Without going into too much detail on what yours truly blabbered on about, I would say that I was genuinely impressed and surprised by many of the students’ zeal – but also by some of the assumptions about their own background and qualifications that they took to our conversation. During the presentation, for example, I paused to take some time to focus on what, exactly, American college administrators and admissions officers mean by that oh-so-elusive term ‘leadership.’ Most American readers are familiar with the usual rigamarole: if you want to be seen as a good ‘leader’ for getting into, say, Princeton, you need to volunteer in Ghana for a summer. You need to be the captain of your football team. You need to edit the school newspaper and so on. Often, it seems, the concept of leadership that our universities encourage is entirely institutionally bound. This has consequences in terms of organizational creep, too: I often find myself wondering at Oxford why, exactly, it is, that organizations with relatively modest aims have to have eight steering committees. People inculcated in such a title-driven culture of ‘leadership’ seem uncomfortable if there’s not an org chart around to guide them.

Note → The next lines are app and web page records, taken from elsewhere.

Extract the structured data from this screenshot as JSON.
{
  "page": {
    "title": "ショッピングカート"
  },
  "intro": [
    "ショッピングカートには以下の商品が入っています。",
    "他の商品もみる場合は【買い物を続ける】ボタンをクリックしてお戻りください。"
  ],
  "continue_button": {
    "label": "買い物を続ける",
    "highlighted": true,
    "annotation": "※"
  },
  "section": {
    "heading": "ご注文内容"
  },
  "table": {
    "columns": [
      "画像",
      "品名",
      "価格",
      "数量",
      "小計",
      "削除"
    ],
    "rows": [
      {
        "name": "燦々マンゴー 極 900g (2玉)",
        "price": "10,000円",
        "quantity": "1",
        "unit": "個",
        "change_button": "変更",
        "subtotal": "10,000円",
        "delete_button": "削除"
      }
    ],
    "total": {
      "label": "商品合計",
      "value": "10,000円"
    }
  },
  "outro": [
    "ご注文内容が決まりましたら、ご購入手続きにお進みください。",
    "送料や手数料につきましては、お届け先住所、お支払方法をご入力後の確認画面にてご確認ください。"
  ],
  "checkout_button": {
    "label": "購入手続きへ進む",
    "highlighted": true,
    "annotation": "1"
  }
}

Nothing could be further from the situation in Gharm. Beyond the issue of the school system in Tajikistan not being very good, generally speaking, there exist few of the organizational or extracurricular opportunities that are around at most American high schools: sports teams, the yearbook, etc. And even if there were, the heavily community-focused nature of local culture, and the fact of household economies, requires that many students spend time learning how to manage large tracts of crops, raise and check the health of livestock, slaughter, clean, and dress their stock, know how to take it to market, sell it all, negotiate prices with local bazaar bosses — and that’s to say nothing of the huge emotional intelligence that navigating the web of relationships and obligations in a culture of extended families like Gharm requires. (This was all the more apparent as my visit coincided with Eid, when the town was a ruckus with people making purchases and visits to friends’ homes to commemorate relatives who had died in the course of the prior lunar year.)
All of these activities may not require ‘leadership’ (in the administrative – bureaucratic sense that Americans increasingly take for granted), but they sure take leadership in the actual sense of the word. While I spent several hours with the students going over more mundane topics – how to apply for financial aid, how to select colleges to apply to, tips for the TOEFL – for me the most meaningful part of the discussion was trying to impress upon them that their life experiences had value as ‘leadership’ experiences.
I’ve written much more about my trip to Gharm and my ensuing reflections on international education, but for the sake of brevity I’ll divide these thoughts into two postings. Check back soon for Part Two.